Was this a midlife crisis? You bet. And I'm not alone on this transitional journey. To help find my way, I created "How is your life different from your mother's?," a Web-based survey. So far, more than 2,500 women age 50 and over have logged on to womansage.com to help me define the pros and cons of midlife change. Here's what they say are the six major points.

1. Know who's in charge. Are you making this change because you lost your job or just found out your husband prefers a twenty-something in his office? If you're being forced into this change, go very slowly. If you're feeling your way on your own, take your time. Don't jump into strange territory. Put common sense ahead of pride.

2. Revitalize and rejuvenate. Too much stress and too few hormones sapping your spirit? Face it, outside appearances do make a big difference for women--particularly after 50. Reward yourself with a makeover. Self-esteem is critical to midlife confidence.

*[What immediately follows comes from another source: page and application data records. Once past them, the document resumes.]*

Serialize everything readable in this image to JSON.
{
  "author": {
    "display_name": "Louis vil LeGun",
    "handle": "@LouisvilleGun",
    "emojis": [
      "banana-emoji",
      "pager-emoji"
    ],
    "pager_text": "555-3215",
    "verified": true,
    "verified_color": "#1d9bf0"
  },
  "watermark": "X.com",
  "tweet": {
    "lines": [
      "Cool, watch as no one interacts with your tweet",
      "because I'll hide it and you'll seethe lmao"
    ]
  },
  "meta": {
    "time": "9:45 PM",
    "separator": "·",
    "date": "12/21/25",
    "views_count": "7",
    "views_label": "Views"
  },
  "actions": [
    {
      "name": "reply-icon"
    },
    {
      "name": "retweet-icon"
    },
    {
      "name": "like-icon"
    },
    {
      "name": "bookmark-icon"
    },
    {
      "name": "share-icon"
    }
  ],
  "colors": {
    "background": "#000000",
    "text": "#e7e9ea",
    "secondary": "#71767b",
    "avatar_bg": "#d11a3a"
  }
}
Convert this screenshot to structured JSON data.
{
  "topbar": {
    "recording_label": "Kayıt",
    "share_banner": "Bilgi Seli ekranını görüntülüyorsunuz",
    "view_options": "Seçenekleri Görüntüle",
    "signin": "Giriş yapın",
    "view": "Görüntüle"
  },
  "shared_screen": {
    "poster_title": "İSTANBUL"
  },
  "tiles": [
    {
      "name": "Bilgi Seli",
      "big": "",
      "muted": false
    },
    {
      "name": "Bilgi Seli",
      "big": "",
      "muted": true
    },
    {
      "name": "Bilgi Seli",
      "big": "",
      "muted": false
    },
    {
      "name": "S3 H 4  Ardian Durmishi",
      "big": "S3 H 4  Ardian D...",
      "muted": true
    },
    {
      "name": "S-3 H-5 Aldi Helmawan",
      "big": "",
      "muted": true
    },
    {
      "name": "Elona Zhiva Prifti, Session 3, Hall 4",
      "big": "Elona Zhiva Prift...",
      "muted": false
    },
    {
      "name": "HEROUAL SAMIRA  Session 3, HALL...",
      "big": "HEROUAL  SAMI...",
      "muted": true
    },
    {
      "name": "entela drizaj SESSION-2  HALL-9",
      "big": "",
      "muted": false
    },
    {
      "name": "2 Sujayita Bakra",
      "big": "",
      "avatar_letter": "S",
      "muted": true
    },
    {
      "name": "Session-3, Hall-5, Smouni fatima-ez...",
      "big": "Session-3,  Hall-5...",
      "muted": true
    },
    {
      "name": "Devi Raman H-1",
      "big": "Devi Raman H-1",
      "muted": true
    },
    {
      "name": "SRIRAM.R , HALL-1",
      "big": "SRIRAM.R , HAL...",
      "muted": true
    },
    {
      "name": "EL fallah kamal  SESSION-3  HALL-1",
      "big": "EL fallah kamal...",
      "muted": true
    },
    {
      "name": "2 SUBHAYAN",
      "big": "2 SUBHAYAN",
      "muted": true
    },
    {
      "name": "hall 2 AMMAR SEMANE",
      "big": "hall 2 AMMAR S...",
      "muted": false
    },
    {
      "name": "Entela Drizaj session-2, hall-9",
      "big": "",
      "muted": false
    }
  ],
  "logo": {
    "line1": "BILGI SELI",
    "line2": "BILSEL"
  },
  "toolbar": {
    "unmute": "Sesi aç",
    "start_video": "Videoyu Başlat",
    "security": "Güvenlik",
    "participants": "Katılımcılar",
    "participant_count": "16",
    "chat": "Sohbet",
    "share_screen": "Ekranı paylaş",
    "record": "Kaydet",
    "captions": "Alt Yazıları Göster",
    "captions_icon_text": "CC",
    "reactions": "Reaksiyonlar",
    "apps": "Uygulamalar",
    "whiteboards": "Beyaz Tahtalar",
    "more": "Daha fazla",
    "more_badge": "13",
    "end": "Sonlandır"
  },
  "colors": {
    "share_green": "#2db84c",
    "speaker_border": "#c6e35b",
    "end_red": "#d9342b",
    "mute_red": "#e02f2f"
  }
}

3. Do your research. Sure, you've always wanted to raise ostriches, but is there a market for ostrich meat where you live? Take a deep breath, and do a reality check. Planning to move from a high-powered corporate job to a simpler lifestyle and career? Think your marriage is as dull as dirt? Take the time to talk to a therapist, a career coach or a life coach.

4. Follow the money. Before you make any change-- from job to marriage--talk to an accountant. Check out your Social Security benefits and your pension plan. It sounds dreary, but the older you get, the more money counts.

5. Take a poll. Talk to your family and friends. Listen to them and then listen to your heart. Be ready for surprises. I started out modestly when I launched WomanSage as a nonprofit organization to help midlife women in Orange County, Calif., and now we are national, with chapters around the country.

6. Be selfish. After years of nurturing and caring for others, you've earned the right to put yourself first. It's O.K. to have a facial, travel by yourself or have a relationship without a wedding ring. Chances are, you'll find out that almost everything gets better after 50.